I am getting annoyed during my daily cup of Morning Joe, and it's not because Pat Buchanan is yelling way too early in the morning. No it's because of two ads running all the time - Big Food apologist's efforts in one way or another to convince us that High Fructose Corn Syrup (HFCS) is a wonderful thing to load your diet with.
The first commercial is from SweetScam.com, which is in turn one of many scam sites run by the Center for Consumer Freedom which in turn is run by Berman and Company - a PR firm. CCF is sponsored by Big Food, Big Beverage and Big Tobacco, among others. It has taken stands against lowering the blood alcohol content for DWI, against smoking bans in restaurants, and in favor of trans fats and mercury laden fish.
Now these mega-industries have a voice that shoud be heard, but the lady doth protest too much, methinks. It reminds me of Martin Short's character Nathan Thurm with his ash dangling cigarette, or these guys from King Corn.
The first ad features a faux police line-up with a sugar cube, a bear of honey and a corn stalk (representing HFCS). The tag line is that a sugar is a sugar. The problem is that the argument is specious. Yes, for the most part a sugar is a sugar, but that's not the real argument against HFCS. Sure some may misinterpret it, but the real argument is about our total corn policy. We are growing megatons of otherwise inedible corn, paid for by our Federal tax dollars, that make HFCS both ubiquitous and insidious because it's artificially cheap. That is just one issue of a broad topic that has been dealt with by better writers than I, Michael Pollan and Marion Nestle among them.

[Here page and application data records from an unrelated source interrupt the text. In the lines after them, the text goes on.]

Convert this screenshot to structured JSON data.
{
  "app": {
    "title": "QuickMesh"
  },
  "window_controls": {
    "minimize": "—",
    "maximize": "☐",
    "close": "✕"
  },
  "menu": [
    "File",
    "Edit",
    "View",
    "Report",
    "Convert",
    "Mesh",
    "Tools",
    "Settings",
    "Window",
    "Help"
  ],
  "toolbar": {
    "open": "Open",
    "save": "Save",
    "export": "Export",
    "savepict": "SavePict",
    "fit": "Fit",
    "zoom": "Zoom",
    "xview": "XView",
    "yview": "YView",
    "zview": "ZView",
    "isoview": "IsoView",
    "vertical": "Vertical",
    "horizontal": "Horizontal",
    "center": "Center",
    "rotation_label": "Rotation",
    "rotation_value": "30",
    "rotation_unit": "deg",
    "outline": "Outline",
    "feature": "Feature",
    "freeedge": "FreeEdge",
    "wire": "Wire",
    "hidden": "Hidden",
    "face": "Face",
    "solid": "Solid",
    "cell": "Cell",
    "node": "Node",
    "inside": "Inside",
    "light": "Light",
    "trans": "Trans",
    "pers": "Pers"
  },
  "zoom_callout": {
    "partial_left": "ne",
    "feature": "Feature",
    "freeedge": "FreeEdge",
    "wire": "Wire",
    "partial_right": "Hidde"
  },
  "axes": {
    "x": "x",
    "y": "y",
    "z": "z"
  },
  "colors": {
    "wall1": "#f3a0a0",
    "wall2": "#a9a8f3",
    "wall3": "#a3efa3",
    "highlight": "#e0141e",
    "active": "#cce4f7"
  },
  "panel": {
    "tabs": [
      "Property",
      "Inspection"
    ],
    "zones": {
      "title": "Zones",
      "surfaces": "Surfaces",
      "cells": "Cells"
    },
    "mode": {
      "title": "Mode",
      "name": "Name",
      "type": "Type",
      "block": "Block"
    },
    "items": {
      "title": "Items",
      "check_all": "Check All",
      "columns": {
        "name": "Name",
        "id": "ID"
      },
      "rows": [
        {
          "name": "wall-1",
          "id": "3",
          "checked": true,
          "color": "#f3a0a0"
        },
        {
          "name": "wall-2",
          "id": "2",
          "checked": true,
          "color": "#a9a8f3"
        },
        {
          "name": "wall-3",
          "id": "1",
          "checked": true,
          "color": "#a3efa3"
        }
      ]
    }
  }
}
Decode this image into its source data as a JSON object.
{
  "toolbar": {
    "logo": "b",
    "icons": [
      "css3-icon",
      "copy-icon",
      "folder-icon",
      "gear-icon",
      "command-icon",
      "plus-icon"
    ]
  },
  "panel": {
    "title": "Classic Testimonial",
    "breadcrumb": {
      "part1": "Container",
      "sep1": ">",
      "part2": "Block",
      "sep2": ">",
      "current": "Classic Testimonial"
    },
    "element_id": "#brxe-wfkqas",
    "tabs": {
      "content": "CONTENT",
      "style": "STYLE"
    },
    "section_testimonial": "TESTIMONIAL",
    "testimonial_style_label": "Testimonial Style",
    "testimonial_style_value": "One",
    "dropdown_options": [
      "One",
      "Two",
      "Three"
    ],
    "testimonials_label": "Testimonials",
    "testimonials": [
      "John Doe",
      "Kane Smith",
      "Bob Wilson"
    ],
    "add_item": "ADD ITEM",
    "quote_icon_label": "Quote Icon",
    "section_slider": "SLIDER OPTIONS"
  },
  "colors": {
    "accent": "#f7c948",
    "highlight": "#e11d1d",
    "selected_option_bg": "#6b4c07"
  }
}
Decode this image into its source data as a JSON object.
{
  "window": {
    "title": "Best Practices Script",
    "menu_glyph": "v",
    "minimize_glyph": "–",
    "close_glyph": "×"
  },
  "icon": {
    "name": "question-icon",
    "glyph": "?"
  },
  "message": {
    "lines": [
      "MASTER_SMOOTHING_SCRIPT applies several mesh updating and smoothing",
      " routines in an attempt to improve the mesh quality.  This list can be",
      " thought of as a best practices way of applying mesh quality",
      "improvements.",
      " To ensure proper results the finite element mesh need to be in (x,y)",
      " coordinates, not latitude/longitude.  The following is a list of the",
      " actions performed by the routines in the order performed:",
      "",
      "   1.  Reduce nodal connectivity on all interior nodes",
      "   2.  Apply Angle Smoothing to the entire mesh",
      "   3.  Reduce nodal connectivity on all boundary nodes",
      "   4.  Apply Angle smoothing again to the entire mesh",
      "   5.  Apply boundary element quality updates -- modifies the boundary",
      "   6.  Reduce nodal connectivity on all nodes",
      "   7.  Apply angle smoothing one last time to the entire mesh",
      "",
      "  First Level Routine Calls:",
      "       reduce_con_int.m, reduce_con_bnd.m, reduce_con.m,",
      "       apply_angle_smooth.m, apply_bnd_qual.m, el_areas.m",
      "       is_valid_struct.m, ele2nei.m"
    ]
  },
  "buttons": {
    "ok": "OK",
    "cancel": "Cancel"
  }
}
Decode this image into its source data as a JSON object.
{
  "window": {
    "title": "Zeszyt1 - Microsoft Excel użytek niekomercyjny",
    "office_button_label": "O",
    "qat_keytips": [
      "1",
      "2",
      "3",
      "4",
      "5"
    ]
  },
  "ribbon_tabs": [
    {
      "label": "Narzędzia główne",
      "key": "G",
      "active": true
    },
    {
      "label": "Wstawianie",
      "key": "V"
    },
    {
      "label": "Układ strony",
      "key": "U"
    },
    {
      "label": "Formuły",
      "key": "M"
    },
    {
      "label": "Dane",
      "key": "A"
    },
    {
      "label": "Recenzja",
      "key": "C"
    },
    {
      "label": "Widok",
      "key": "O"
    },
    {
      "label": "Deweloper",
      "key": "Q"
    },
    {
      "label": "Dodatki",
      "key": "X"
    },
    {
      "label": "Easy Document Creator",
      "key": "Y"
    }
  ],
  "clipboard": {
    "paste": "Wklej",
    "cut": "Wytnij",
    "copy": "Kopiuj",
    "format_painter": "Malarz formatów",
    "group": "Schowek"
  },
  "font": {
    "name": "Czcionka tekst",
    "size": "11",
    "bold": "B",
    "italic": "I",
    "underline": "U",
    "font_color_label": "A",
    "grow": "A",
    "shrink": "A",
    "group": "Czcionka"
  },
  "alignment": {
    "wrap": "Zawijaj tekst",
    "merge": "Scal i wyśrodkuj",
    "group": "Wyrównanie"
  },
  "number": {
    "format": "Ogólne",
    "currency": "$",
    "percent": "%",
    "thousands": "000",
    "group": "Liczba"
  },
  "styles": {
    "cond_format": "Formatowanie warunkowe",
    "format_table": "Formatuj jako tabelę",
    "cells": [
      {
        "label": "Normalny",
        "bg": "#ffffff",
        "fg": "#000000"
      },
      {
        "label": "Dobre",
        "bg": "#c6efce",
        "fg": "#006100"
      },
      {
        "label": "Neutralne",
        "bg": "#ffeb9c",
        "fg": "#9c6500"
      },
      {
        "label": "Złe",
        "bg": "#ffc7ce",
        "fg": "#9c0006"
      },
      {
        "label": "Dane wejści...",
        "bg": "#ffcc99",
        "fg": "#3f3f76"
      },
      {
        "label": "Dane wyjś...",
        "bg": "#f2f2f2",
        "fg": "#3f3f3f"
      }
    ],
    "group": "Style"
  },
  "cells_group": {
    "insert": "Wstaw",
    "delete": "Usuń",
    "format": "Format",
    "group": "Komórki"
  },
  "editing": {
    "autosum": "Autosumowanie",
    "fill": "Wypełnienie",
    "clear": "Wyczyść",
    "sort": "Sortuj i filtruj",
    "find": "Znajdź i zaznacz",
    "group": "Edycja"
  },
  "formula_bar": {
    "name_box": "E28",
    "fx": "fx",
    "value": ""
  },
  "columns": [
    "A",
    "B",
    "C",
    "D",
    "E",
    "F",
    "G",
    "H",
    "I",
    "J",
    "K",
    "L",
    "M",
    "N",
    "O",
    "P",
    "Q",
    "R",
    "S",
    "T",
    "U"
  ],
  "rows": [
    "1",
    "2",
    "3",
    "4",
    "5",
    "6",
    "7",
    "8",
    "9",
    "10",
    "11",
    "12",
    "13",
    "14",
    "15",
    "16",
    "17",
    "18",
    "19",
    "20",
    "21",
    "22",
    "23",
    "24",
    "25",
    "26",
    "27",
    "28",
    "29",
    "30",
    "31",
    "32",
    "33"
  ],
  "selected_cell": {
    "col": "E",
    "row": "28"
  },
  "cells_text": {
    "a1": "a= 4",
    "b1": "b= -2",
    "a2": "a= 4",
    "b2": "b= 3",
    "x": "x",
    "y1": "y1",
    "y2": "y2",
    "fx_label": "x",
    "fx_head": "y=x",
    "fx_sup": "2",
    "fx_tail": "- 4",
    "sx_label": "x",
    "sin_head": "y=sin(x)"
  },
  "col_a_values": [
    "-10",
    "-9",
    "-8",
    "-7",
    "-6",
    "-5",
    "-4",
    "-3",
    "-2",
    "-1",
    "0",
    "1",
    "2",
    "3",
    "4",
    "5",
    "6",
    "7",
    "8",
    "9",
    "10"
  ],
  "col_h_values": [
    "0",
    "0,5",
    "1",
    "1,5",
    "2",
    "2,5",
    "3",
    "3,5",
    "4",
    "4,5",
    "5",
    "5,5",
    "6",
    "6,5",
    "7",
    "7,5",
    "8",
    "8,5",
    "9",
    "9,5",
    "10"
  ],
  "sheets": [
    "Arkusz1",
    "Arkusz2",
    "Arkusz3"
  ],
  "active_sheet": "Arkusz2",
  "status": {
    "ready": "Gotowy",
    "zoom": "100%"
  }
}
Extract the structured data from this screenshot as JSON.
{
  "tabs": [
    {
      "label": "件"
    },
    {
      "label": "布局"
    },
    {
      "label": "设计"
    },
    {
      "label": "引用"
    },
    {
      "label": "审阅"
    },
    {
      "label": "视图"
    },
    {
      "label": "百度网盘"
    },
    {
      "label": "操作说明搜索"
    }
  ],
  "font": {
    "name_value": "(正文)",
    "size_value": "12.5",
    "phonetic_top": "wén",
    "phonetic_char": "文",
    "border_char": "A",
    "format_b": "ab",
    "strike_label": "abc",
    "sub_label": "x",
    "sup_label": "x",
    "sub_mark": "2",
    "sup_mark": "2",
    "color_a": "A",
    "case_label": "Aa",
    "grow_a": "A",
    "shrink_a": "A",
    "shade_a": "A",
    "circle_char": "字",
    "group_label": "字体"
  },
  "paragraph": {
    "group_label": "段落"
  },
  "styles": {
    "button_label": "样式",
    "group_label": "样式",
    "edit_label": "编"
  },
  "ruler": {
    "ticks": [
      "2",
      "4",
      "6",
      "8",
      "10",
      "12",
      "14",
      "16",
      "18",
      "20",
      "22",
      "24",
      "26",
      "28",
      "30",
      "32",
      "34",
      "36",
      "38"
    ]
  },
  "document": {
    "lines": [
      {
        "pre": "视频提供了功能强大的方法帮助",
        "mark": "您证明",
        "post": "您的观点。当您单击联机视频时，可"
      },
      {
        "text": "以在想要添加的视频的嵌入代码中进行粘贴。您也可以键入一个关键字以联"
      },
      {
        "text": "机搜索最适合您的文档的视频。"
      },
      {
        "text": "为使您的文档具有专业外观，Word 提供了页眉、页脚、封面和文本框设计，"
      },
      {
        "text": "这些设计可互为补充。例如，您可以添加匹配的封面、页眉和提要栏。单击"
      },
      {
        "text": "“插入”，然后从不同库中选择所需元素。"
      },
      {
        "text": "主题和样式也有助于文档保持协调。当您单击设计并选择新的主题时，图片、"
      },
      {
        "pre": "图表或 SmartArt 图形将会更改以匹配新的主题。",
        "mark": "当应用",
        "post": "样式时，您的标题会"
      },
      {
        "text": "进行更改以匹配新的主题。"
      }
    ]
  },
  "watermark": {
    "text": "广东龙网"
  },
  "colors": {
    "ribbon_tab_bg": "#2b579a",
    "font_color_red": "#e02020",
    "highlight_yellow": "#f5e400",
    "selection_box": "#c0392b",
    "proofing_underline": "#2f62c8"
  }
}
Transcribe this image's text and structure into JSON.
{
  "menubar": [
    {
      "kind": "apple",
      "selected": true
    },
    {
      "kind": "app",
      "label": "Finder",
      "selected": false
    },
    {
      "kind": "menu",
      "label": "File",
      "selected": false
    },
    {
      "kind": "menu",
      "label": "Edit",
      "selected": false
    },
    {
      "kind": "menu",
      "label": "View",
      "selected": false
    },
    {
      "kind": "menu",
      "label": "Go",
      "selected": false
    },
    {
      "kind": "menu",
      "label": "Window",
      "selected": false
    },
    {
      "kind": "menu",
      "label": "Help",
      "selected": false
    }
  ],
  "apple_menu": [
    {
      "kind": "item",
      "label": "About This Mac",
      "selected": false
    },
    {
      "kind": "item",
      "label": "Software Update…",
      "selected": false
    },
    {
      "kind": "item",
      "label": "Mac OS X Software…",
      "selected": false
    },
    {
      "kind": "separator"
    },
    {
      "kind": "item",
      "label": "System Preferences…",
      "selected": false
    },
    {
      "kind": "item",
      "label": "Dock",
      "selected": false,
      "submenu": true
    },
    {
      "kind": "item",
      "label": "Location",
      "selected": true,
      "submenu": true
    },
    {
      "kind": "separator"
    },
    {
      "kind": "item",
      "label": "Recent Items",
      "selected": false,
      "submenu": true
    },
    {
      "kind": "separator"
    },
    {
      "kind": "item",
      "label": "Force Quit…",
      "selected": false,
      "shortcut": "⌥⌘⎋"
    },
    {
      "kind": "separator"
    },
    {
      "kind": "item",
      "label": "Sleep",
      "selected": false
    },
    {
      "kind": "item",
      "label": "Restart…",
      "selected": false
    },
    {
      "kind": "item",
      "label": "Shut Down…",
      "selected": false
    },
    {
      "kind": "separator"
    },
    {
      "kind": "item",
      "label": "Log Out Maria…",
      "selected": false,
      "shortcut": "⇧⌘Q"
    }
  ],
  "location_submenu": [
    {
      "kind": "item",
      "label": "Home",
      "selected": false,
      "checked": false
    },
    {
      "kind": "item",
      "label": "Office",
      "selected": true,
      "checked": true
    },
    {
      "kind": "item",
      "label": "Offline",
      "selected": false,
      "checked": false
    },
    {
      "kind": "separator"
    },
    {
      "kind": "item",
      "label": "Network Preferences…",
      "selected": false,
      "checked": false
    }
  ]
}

The second ad comes from a group called Americans Against Food Taxes. It features a middle class lady with two kids. She is driving a Ford Something in good shape. The neighbor's vehicle is in good shape too. In short, a nice middle class, if older, suburb. The punch line is that a penny an ounce pop tax may not matter in Washington, but it does in real America. Lady, if a 35¢ increase in the cost of a 2 liter bottle of pop is gonna have that much impact on your food budget, you shouldn't be buying it anyway. It is a luxury, not a food necessity.
The problem is that the other side is also disingenuous. If taxing pop and juice drinks is a way to raise revenue, deal with it as that. If, however, it is trying to improve health, picking on those two is not enough. There are sugars everywhere. Start by eliminating corn subsidies, and make healthier stuff more available. Then we may be able to spend less on medicines to treat the result illness.
How about a "Dumb Choices" label.
OK, I am out of big "ous" words. It's just food for thought!